Directions: Please repeat each of the records that follow, exactly as written.

== Segment start ==

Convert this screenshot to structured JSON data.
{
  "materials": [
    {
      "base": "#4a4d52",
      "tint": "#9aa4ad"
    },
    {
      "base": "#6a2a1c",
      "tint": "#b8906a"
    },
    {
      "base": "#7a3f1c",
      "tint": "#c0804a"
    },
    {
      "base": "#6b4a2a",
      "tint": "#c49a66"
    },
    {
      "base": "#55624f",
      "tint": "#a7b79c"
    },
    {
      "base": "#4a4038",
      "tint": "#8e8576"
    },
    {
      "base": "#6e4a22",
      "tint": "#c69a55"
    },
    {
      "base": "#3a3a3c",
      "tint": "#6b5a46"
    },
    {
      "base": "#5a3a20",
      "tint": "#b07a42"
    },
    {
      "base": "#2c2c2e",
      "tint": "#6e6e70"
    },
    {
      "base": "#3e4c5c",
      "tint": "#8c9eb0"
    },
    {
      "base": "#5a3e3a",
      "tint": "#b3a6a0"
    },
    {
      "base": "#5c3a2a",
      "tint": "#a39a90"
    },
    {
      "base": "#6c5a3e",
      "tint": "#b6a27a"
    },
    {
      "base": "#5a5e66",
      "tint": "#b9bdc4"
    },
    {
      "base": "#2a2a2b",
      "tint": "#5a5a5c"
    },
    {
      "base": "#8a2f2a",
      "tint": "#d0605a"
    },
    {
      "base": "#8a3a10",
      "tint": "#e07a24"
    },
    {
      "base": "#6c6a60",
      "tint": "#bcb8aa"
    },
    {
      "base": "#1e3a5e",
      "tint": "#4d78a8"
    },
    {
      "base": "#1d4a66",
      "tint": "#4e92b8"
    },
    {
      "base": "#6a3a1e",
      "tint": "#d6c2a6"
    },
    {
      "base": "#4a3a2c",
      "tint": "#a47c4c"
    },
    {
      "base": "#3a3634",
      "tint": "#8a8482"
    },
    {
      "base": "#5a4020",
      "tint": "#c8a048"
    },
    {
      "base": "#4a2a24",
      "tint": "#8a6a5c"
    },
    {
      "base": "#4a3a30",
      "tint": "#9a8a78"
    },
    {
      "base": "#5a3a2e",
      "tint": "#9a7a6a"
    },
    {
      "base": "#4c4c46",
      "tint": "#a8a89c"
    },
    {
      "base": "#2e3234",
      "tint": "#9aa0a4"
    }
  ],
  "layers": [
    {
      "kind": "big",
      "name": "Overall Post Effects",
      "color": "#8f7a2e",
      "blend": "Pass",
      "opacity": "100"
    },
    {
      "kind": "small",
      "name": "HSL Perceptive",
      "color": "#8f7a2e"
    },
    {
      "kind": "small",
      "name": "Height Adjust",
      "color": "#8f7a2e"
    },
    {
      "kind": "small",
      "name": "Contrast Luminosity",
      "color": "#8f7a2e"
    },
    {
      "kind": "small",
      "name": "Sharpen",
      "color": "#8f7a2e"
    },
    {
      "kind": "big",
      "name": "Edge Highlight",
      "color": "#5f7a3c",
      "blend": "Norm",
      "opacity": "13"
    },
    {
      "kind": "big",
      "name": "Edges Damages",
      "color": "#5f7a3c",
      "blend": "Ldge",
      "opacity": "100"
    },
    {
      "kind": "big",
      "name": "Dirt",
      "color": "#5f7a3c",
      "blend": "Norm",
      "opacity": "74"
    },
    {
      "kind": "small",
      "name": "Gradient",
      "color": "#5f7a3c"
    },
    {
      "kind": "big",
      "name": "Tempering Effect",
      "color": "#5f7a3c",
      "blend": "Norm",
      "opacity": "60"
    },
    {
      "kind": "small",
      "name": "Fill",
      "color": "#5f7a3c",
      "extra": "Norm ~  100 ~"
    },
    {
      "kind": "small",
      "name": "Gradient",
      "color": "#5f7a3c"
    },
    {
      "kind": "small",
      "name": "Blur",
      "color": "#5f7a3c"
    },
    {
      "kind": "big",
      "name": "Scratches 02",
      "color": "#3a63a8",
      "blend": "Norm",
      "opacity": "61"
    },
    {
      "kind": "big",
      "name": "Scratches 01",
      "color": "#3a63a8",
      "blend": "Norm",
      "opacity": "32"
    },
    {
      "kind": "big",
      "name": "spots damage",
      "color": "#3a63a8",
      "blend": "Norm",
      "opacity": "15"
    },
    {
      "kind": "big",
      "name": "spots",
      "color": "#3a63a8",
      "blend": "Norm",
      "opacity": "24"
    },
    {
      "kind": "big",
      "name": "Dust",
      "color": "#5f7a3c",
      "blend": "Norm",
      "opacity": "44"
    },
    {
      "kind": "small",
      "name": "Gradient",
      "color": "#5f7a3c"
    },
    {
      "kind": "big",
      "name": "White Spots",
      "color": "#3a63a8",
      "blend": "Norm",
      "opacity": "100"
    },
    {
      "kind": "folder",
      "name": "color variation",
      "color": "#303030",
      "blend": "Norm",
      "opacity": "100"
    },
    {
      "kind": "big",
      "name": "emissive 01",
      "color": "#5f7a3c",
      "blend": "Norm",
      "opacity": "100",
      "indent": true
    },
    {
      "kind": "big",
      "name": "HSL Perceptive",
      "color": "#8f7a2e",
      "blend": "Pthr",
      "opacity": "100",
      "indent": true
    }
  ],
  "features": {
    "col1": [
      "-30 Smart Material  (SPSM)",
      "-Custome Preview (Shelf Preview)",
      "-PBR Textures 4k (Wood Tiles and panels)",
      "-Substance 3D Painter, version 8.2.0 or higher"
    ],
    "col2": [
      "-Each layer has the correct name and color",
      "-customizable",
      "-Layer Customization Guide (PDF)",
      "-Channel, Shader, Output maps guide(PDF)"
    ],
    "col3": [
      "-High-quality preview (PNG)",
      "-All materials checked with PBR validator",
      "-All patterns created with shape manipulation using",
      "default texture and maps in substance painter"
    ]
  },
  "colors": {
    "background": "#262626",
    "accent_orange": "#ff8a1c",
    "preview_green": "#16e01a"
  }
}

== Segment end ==

Finished task:
Convert this screenshot to structured JSON data.
{
  "materials": [
    {
      "base": "#4a4d52",
      "tint": "#9aa4ad"
    },
    {
      "base": "#6a2a1c",
      "tint": "#b8906a"
    },
    {
      "base": "#7a3f1c",
      "tint": "#c0804a"
    },
    {
      "base": "#6b4a2a",
      "tint": "#c49a66"
    },
    {
      "base": "#55624f",
      "tint": "#a7b79c"
    },
    {
      "base": "#4a4038",
      "tint": "#8e8576"
    },
    {
      "base": "#6e4a22",
      "tint": "#c69a55"
    },
    {
      "base": "#3a3a3c",
      "tint": "#6b5a46"
    },
    {
      "base": "#5a3a20",
      "tint": "#b07a42"
    },
    {
      "base": "#2c2c2e",
      "tint": "#6e6e70"
    },
    {
      "base": "#3e4c5c",
      "tint": "#8c9eb0"
    },
    {
      "base": "#5a3e3a",
      "tint": "#b3a6a0"
    },
    {
      "base": "#5c3a2a",
      "tint": "#a39a90"
    },
    {
      "base": "#6c5a3e",
      "tint": "#b6a27a"
    },
    {
      "base": "#5a5e66",
      "tint": "#b9bdc4"
    },
    {
      "base": "#2a2a2b",
      "tint": "#5a5a5c"
    },
    {
      "base": "#8a2f2a",
      "tint": "#d0605a"
    },
    {
      "base": "#8a3a10",
      "tint": "#e07a24"
    },
    {
      "base": "#6c6a60",
      "tint": "#bcb8aa"
    },
    {
      "base": "#1e3a5e",
      "tint": "#4d78a8"
    },
    {
      "base": "#1d4a66",
      "tint": "#4e92b8"
    },
    {
      "base": "#6a3a1e",
      "tint": "#d6c2a6"
    },
    {
      "base": "#4a3a2c",
      "tint": "#a47c4c"
    },
    {
      "base": "#3a3634",
      "tint": "#8a8482"
    },
    {
      "base": "#5a4020",
      "tint": "#c8a048"
    },
    {
      "base": "#4a2a24",
      "tint": "#8a6a5c"
    },
    {
      "base": "#4a3a30",
      "tint": "#9a8a78"
    },
    {
      "base": "#5a3a2e",
      "tint": "#9a7a6a"
    },
    {
      "base": "#4c4c46",
      "tint": "#a8a89c"
    },
    {
      "base": "#2e3234",
      "tint": "#9aa0a4"
    }
  ],
  "layers": [
    {
      "kind": "big",
      "name": "Overall Post Effects",
      "color": "#8f7a2e",
      "blend": "Pass",
      "opacity": "100"
    },
    {
      "kind": "small",
      "name": "HSL Perceptive",
      "color": "#8f7a2e"
    },
    {
      "kind": "small",
      "name": "Height Adjust",
      "color": "#8f7a2e"
    },
    {
      "kind": "small",
      "name": "Contrast Luminosity",
      "color": "#8f7a2e"
    },
    {
      "kind": "small",
      "name": "Sharpen",
      "color": "#8f7a2e"
    },
    {
      "kind": "big",
      "name": "Edge Highlight",
      "color": "#5f7a3c",
      "blend": "Norm",
      "opacity": "13"
    },
    {
      "kind": "big",
      "name": "Edges Damages",
      "color": "#5f7a3c",
      "blend": "Ldge",
      "opacity": "100"
    },
    {
      "kind": "big",
      "name": "Dirt",
      "color": "#5f7a3c",
      "blend": "Norm",
      "opacity": "74"
    },
    {
      "kind": "small",
      "name": "Gradient",
      "color": "#5f7a3c"
    },
    {
      "kind": "big",
      "name": "Tempering Effect",
      "color": "#5f7a3c",
      "blend": "Norm",
      "opacity": "60"
    },
    {
      "kind": "small",
      "name": "Fill",
      "color": "#5f7a3c",
      "extra": "Norm ~  100 ~"
    },
    {
      "kind": "small",
      "name": "Gradient",
      "color": "#5f7a3c"
    },
    {
      "kind": "small",
      "name": "Blur",
      "color": "#5f7a3c"
    },
    {
      "kind": "big",
      "name": "Scratches 02",
      "color": "#3a63a8",
      "blend": "Norm",
      "opacity": "61"
    },
    {
      "kind": "big",
      "name": "Scratches 01",
      "color": "#3a63a8",
      "blend": "Norm",
      "opacity": "32"
    },
    {
      "kind": "big",
      "name": "spots damage",
      "color": "#3a63a8",
      "blend": "Norm",
      "opacity": "15"
    },
    {
      "kind": "big",
      "name": "spots",
      "color": "#3a63a8",
      "blend": "Norm",
      "opacity": "24"
    },
    {
      "kind": "big",
      "name": "Dust",
      "color": "#5f7a3c",
      "blend": "Norm",
      "opacity": "44"
    },
    {
      "kind": "small",
      "name": "Gradient",
      "color": "#5f7a3c"
    },
    {
      "kind": "big",
      "name": "White Spots",
      "color": "#3a63a8",
      "blend": "Norm",
      "opacity": "100"
    },
    {
      "kind": "folder",
      "name": "color variation",
      "color": "#303030",
      "blend": "Norm",
      "opacity": "100"
    },
    {
      "kind": "big",
      "name": "emissive 01",
      "color": "#5f7a3c",
      "blend": "Norm",
      "opacity": "100",
      "indent": true
    },
    {
      "kind": "big",
      "name": "HSL Perceptive",
      "color": "#8f7a2e",
      "blend": "Pthr",
      "opacity": "100",
      "indent": true
    }
  ],
  "features": {
    "col1": [
      "-30 Smart Material  (SPSM)",
      "-Custome Preview (Shelf Preview)",
      "-PBR Textures 4k (Wood Tiles and panels)",
      "-Substance 3D Painter, version 8.2.0 or higher"
    ],
    "col2": [
      "-Each layer has the correct name and color",
      "-customizable",
      "-Layer Customization Guide (PDF)",
      "-Channel, Shader, Output maps guide(PDF)"
    ],
    "col3": [
      "-High-quality preview (PNG)",
      "-All materials checked with PBR validator",
      "-All patterns created with shape manipulation using",
      "default texture and maps in substance painter"
    ]
  },
  "colors": {
    "background": "#262626",
    "accent_orange": "#ff8a1c",
    "preview_green": "#16e01a"
  }
}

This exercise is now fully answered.